Review: Mobile HTML5 by Estelle Wyll

Date: Wed Jan 01 2014 Mobile Applications »»»» HTML5 »»»» Reviews
Mobile internet devices like smart cellphones or tablets are taking the computing world by storm. Each year they're getting more powerful, with Tablet computers offering most of the capability of a laptop in a far more easily carried package. Therefore it's more and more important that software engineers learn how to build applications for these gizmos. That's where the book Mobile HTML5 comes in, by helping you understand one model - using modern HTML5, CSS3 and JavaScript techniques to build applications that work great on mobile devices and even desktop computers.

This approach offers the flexibility of just building a website that happens to, when accessed using a mobile device, work well as an App. An example is which, if accessed on a mobile device, installs itself as an App on mobile devices without having to access an App Store, but also works well in desktop browsers.

Targeting mobile devices gives you the freedom to concentrate on modern HTML5, CSS3 and JavaScript. The leading mobile devices all have modern web browsers supporting the leading edge of web technology. While Internet Exploiter is still the bane of developers targeting desktop computer users, we don't have this limitation in the mobile world.

Most of Mobile HTML5 concerns itself with the ins-and-outs of HTML5, CSS3 and JavaScript. It focuses directly at the modern web technologies, and the best practices to use use them on mobile devices. The goal is to develop "kickass websites for mobile" but that doesn't mean they're eschewing desktop devices. So long as the desktop user has a modern browser (Chrome, Firefox) that mobile website will work fine on the desktop. While the authors of the book have decided "we don't need to think about archaic browsers" the book shows us how to handle the quirks, tips and tricks necessary to implement something on desktop computers with deficient archaic browsers.

Face it, Internet Exploiter has been holding the web back for years.

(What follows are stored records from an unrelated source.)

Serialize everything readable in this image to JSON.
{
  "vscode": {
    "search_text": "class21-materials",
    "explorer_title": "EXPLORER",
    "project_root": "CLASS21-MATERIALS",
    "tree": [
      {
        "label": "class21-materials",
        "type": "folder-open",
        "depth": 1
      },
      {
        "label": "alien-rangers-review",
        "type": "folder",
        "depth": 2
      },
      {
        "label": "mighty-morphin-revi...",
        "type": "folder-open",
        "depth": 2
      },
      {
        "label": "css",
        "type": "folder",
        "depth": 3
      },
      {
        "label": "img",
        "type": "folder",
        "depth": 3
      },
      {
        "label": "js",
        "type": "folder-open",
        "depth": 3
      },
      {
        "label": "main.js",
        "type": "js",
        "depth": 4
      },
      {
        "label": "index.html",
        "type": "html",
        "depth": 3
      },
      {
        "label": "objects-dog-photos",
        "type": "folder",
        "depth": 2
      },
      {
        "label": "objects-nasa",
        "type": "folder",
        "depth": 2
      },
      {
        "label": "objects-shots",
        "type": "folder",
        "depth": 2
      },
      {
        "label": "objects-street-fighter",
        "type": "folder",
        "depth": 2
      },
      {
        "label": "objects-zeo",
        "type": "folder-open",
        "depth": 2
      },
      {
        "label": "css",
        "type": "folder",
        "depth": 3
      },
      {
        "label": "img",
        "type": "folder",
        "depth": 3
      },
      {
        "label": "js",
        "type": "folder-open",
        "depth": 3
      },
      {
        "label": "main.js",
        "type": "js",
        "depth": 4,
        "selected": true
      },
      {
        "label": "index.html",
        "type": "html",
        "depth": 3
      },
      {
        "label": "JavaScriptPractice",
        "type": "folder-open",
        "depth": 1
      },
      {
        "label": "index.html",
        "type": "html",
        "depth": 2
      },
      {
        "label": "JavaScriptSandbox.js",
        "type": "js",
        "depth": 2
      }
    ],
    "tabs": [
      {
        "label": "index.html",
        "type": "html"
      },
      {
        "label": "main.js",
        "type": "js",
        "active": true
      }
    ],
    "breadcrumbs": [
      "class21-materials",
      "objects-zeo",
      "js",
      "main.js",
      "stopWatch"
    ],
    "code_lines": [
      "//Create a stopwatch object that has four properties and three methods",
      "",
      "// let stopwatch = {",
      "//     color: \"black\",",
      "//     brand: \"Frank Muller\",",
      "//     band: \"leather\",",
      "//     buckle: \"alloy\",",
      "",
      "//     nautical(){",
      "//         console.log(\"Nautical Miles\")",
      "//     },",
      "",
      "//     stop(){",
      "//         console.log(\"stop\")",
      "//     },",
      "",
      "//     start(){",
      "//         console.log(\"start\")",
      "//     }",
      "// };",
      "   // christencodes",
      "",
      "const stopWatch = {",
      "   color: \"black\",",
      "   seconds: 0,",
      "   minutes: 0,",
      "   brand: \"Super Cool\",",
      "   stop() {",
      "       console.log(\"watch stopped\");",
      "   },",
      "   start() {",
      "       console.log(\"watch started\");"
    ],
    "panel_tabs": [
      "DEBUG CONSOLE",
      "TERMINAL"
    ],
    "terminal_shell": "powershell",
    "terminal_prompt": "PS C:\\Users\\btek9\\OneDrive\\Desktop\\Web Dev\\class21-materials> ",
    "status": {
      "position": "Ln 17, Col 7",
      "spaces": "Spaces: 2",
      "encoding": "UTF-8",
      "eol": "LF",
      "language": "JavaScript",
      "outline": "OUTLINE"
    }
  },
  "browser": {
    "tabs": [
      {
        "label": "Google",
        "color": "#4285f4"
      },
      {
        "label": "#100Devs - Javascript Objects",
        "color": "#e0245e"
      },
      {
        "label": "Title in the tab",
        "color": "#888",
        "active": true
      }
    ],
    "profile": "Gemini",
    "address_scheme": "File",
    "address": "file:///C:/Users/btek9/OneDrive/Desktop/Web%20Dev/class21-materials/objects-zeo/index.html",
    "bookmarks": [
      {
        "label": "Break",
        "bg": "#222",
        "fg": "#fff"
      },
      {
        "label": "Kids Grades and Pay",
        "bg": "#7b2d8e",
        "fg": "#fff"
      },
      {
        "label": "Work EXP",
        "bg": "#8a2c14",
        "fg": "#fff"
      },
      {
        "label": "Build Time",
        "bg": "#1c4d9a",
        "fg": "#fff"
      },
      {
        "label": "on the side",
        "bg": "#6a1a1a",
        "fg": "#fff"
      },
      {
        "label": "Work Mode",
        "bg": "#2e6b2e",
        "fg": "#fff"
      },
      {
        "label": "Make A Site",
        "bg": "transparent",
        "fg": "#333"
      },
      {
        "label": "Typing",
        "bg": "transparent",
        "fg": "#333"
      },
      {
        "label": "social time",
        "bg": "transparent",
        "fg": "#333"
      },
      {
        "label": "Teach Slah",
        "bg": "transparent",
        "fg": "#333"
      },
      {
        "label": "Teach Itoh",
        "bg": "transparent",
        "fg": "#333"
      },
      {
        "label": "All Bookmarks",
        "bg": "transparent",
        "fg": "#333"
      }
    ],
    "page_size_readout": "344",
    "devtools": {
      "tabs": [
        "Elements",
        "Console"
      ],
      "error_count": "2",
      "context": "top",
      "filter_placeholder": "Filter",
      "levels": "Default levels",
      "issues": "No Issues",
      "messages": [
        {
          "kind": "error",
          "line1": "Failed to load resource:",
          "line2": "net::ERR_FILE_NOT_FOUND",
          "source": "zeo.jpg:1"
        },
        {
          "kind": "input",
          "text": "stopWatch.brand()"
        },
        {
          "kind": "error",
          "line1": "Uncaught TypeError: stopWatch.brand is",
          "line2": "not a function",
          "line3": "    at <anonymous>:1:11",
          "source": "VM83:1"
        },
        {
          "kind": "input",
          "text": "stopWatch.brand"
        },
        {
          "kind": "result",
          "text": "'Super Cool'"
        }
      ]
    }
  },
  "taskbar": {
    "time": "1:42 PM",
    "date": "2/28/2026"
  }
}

The introduction for the book makes a strong case for not only skipping past Internet Exploiter and other archaic browsers, but also to skip past the App Store's and their rigid strict requirements. Mobile web applications can be installed directly on the device, bypassing the App Store, and can be updated more frequently by the application author. Try that on an App Store.

So, what's in the book? Glad you asked.

The first part lays the ground by helping you set up a development environment, and showing you what's new in HTML5. You probably already know HTML, but need to brush up on the best practices in semantic markup for both mobile and desktop, web forms, geolocation, and more. It also touches on media-rich HTML5 elements like SVG, canvas, video, audio, AppCache, database and web workers. The AppCache, local storage, and local SQL storage features let you build an offline disconnected application running in the browser, storing data on the device, while you don't have to manage any user data on your server.

The next segment of the book tells you about CSS3, including color types, shadows, border images, animation, and more. One chapter focuses on responsive web design techniques.

The last segment of the book focuses on the mobile platform, such as touch events, user experience for mobile users, and performance considerations.

The book has you working directly in the actual code and markup, rather than working through a library or framework. They say this is to "ensure that you learn actual code" and to "remove any confusion there may be as to whether a method is native or a framework method." That's not a condemnation of the libraries, however, because the author thinks "open source libraries are some of the best places to find out about browser quirks."

The writing style is very personal and direct, and shows a deep experience with the technology covered in the book.

Mobile HTML5 will be most helpful for any developer who needs to understand targeting mobile devices. However it doesn't show you how to package that application for an App Store. HTML5, CSS3 and JavaScript are the ever-more-capable foundation stones for building applications, and this book is a great introduction.

You can find out more about Mobile HTML5 on the O'Reilly website, or on Mobile HTML5.